- _What to work on_: For the word "date", find each line in the entries where it occurs and copy that line.
+++ Provided information +++
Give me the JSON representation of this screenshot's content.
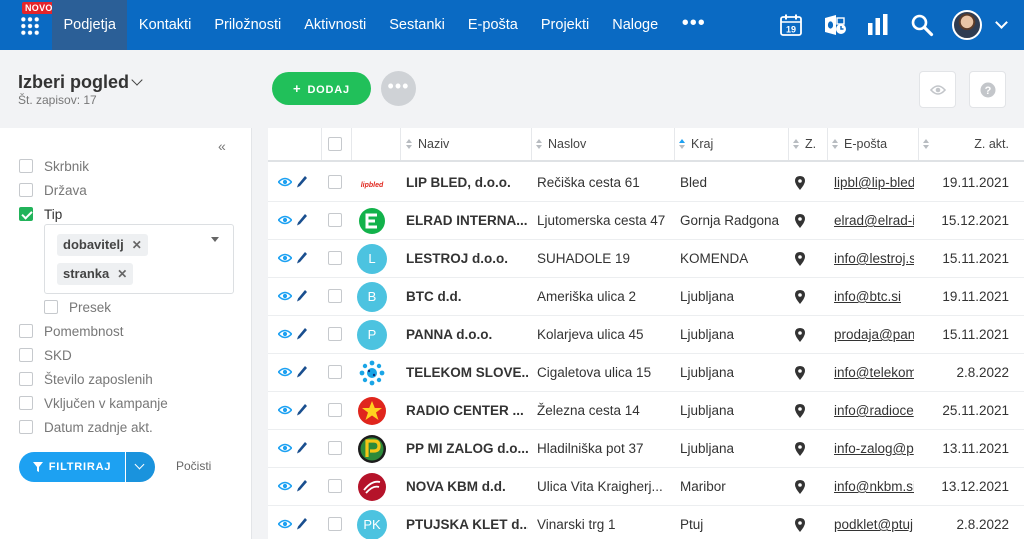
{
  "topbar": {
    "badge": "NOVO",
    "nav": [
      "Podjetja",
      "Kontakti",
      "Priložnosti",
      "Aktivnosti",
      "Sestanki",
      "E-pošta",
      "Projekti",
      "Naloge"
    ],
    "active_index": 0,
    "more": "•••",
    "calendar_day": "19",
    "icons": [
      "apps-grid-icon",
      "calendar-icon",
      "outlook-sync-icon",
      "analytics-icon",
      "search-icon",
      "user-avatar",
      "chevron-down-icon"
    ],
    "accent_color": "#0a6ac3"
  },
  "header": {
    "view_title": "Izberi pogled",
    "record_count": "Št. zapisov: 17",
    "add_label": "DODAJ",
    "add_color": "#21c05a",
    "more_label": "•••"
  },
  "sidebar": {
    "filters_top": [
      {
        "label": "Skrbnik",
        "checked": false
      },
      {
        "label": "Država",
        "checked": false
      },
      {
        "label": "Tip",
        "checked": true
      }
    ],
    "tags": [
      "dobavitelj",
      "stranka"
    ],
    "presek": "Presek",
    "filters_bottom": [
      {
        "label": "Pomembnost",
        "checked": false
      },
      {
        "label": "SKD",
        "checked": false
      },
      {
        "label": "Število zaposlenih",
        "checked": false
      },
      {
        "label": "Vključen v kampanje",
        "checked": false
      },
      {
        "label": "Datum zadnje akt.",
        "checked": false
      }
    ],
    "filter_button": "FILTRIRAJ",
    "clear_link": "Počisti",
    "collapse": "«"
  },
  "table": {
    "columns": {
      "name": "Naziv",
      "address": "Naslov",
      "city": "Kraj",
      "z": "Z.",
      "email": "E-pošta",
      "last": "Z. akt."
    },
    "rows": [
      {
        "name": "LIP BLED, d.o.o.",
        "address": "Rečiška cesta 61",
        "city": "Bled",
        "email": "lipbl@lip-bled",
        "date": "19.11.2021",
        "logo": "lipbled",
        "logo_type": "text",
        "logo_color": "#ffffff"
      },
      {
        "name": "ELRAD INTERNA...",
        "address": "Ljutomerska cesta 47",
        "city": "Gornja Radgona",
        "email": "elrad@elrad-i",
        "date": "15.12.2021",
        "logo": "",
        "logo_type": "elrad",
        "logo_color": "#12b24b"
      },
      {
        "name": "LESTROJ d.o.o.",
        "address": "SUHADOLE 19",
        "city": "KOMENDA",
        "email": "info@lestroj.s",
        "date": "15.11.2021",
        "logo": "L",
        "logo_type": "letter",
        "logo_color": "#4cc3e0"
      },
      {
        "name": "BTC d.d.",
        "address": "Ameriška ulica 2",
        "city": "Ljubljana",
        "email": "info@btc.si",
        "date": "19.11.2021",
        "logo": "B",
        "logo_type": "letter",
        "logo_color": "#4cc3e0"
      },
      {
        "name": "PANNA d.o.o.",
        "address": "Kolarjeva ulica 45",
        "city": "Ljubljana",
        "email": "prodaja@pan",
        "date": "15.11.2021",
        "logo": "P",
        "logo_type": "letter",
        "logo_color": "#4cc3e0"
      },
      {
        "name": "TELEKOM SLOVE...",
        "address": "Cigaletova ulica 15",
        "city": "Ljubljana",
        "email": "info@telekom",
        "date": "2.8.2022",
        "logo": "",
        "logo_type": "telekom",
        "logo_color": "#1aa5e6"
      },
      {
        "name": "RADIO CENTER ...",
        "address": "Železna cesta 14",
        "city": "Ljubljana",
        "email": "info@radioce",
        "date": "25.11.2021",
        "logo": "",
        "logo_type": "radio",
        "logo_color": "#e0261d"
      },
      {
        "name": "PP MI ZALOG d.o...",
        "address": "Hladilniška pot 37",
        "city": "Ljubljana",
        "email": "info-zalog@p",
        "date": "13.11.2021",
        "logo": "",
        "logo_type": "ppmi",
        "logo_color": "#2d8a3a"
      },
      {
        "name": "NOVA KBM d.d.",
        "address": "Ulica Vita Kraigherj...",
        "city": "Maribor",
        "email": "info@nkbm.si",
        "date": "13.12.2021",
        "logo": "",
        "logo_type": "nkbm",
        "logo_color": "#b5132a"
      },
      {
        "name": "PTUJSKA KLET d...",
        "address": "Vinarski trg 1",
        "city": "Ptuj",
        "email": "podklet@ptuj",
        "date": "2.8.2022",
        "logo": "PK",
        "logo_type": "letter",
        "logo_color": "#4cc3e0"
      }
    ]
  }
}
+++
- _Answer_:
        "date": "19.11.2021",
        "date": "15.12.2021",
        "date": "15.11.2021",
        "date": "19.11.2021",
        "date": "15.11.2021",
        "date": "2.8.2022",
        "date": "25.11.2021",
        "date": "13.11.2021",
        "date": "13.12.2021",
        "date": "2.8.2022",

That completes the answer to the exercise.